◆ DESCRIPTION OF THE TASK:
From the first line to the last, retype the records exactly without their images.

[Source records]
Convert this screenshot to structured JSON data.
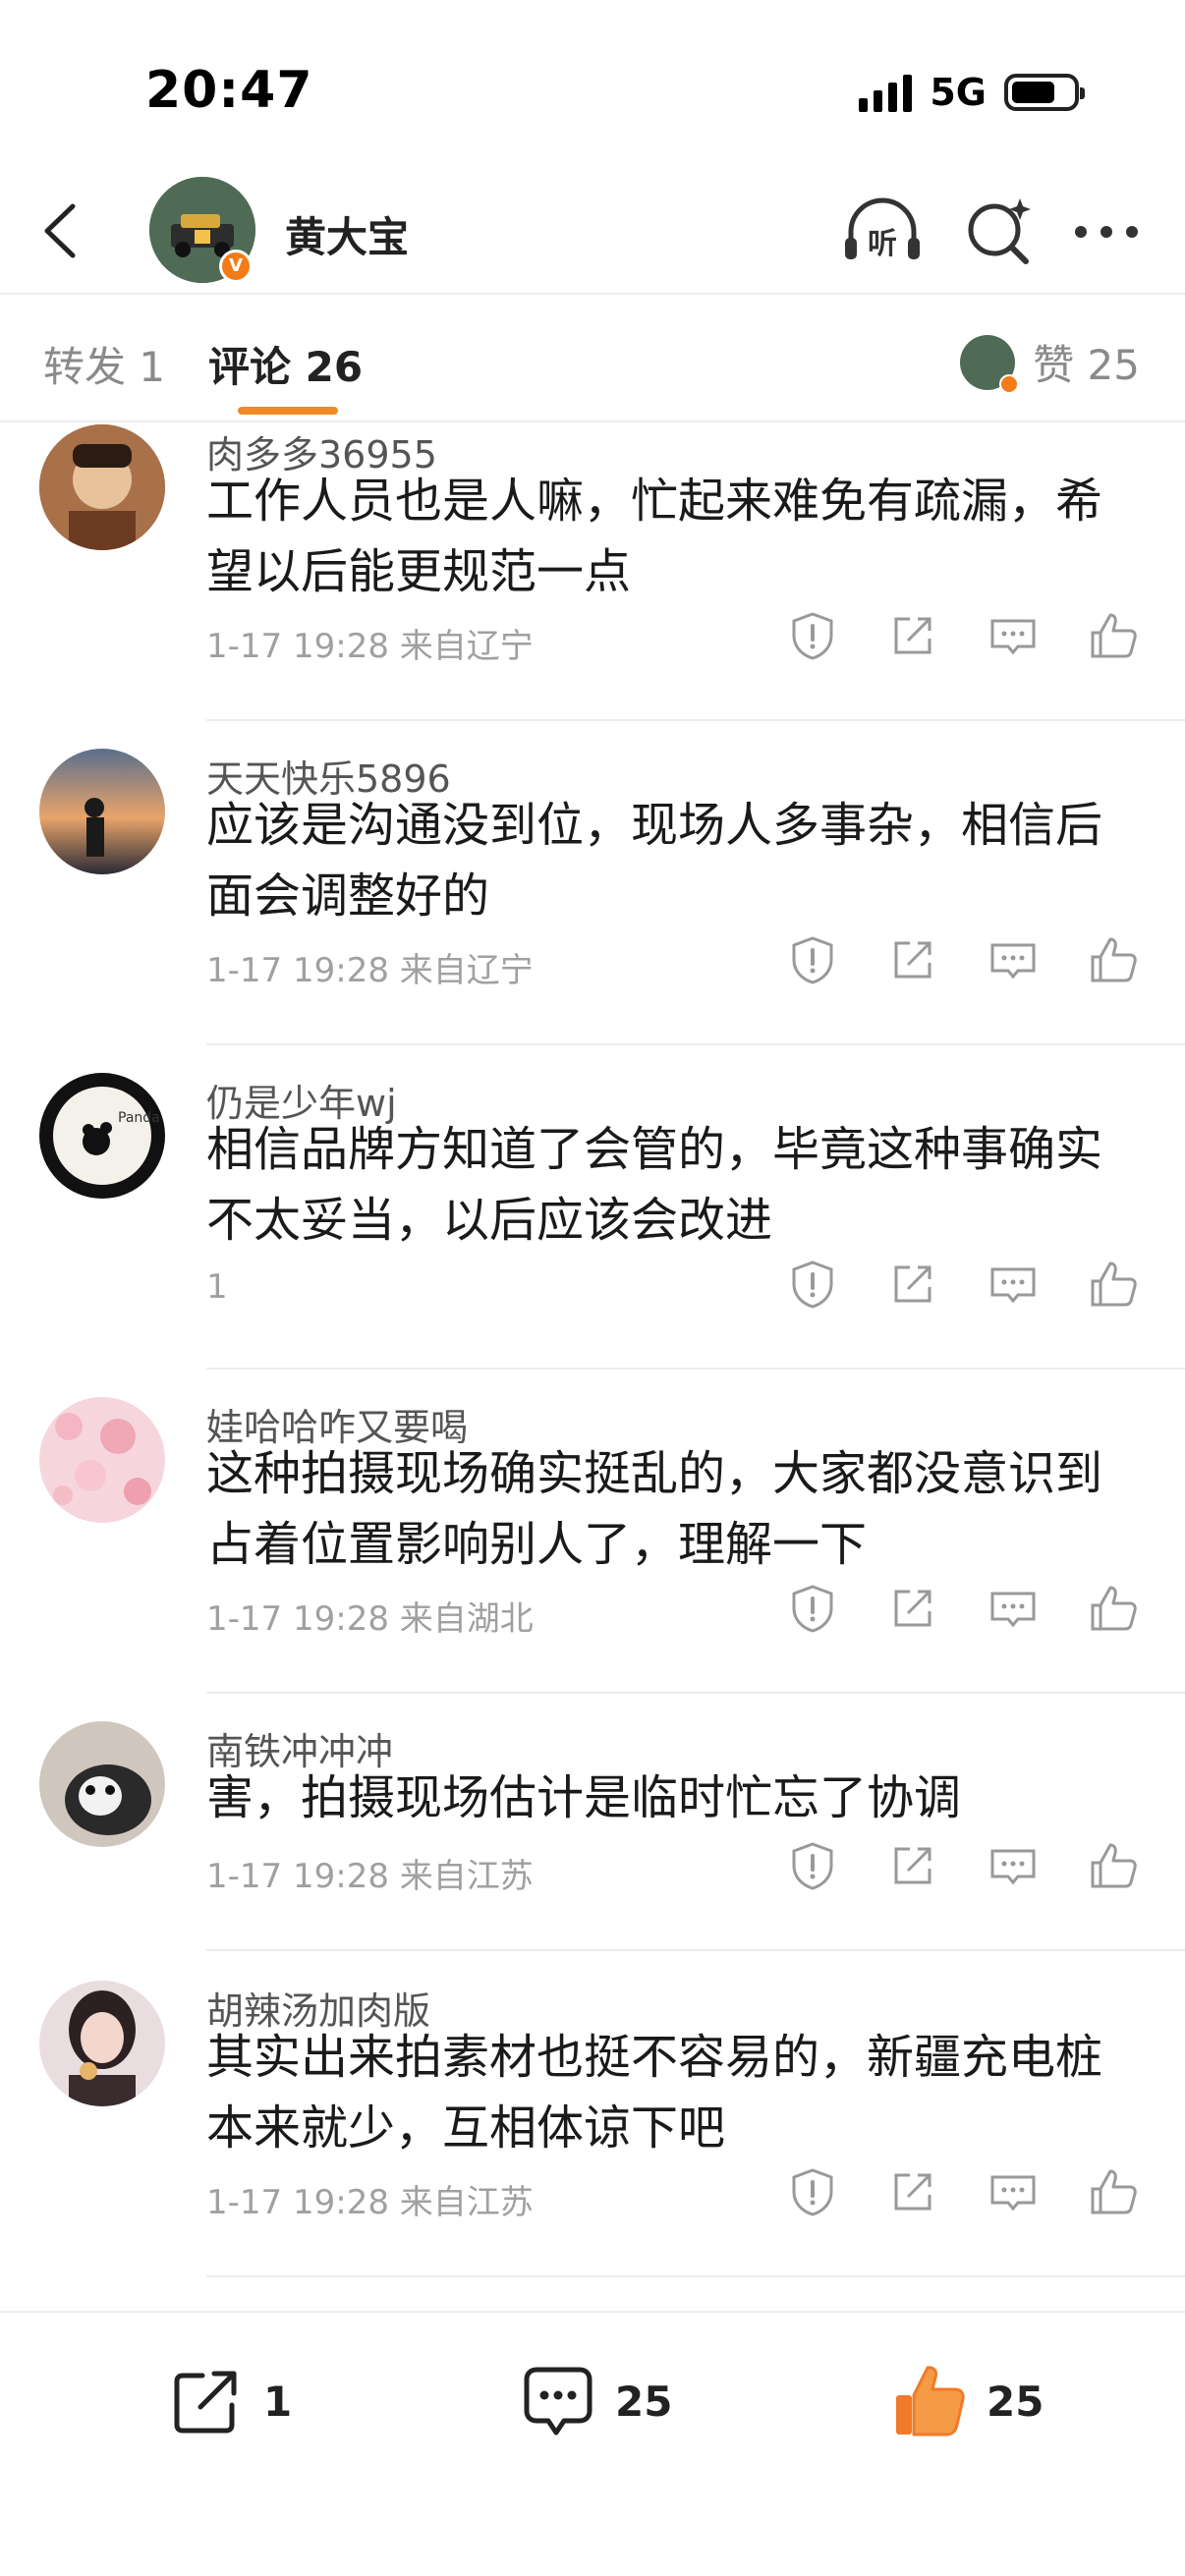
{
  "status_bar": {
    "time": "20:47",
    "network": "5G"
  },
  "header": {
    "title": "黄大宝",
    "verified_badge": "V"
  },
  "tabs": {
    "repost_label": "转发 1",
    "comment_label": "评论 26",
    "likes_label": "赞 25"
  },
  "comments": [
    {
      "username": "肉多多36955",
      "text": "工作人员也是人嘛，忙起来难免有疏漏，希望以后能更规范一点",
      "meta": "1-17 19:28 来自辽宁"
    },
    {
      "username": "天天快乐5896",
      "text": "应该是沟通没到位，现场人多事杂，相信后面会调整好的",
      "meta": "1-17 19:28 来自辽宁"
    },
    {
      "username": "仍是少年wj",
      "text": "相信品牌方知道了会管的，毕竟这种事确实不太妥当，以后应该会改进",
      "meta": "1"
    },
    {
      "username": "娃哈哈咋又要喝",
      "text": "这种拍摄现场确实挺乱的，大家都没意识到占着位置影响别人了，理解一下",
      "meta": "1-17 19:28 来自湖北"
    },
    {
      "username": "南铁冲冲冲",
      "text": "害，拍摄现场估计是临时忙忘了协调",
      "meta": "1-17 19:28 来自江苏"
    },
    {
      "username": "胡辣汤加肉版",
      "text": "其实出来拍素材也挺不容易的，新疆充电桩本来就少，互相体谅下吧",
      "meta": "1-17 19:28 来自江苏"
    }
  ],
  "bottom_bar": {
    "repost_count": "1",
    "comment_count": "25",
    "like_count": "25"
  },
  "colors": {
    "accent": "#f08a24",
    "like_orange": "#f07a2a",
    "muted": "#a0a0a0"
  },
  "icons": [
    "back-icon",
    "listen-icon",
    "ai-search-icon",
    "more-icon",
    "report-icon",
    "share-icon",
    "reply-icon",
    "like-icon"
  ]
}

◆ RESPONSE:
Convert this screenshot to structured JSON data.
{
  "status_bar": {
    "time": "20:47",
    "network": "5G"
  },
  "header": {
    "title": "黄大宝",
    "verified_badge": "V"
  },
  "tabs": {
    "repost_label": "转发 1",
    "comment_label": "评论 26",
    "likes_label": "赞 25"
  },
  "comments": [
    {
      "username": "肉多多36955",
      "text": "工作人员也是人嘛，忙起来难免有疏漏，希望以后能更规范一点",
      "meta": "1-17 19:28 来自辽宁"
    },
    {
      "username": "天天快乐5896",
      "text": "应该是沟通没到位，现场人多事杂，相信后面会调整好的",
      "meta": "1-17 19:28 来自辽宁"
    },
    {
      "username": "仍是少年wj",
      "text": "相信品牌方知道了会管的，毕竟这种事确实不太妥当，以后应该会改进",
      "meta": "1"
    },
    {
      "username": "娃哈哈咋又要喝",
      "text": "这种拍摄现场确实挺乱的，大家都没意识到占着位置影响别人了，理解一下",
      "meta": "1-17 19:28 来自湖北"
    },
    {
      "username": "南铁冲冲冲",
      "text": "害，拍摄现场估计是临时忙忘了协调",
      "meta": "1-17 19:28 来自江苏"
    },
    {
      "username": "胡辣汤加肉版",
      "text": "其实出来拍素材也挺不容易的，新疆充电桩本来就少，互相体谅下吧",
      "meta": "1-17 19:28 来自江苏"
    }
  ],
  "bottom_bar": {
    "repost_count": "1",
    "comment_count": "25",
    "like_count": "25"
  },
  "colors": {
    "accent": "#f08a24",
    "like_orange": "#f07a2a",
    "muted": "#a0a0a0"
  },
  "icons": [
    "back-icon",
    "listen-icon",
    "ai-search-icon",
    "more-icon",
    "report-icon",
    "share-icon",
    "reply-icon",
    "like-icon"
  ]
}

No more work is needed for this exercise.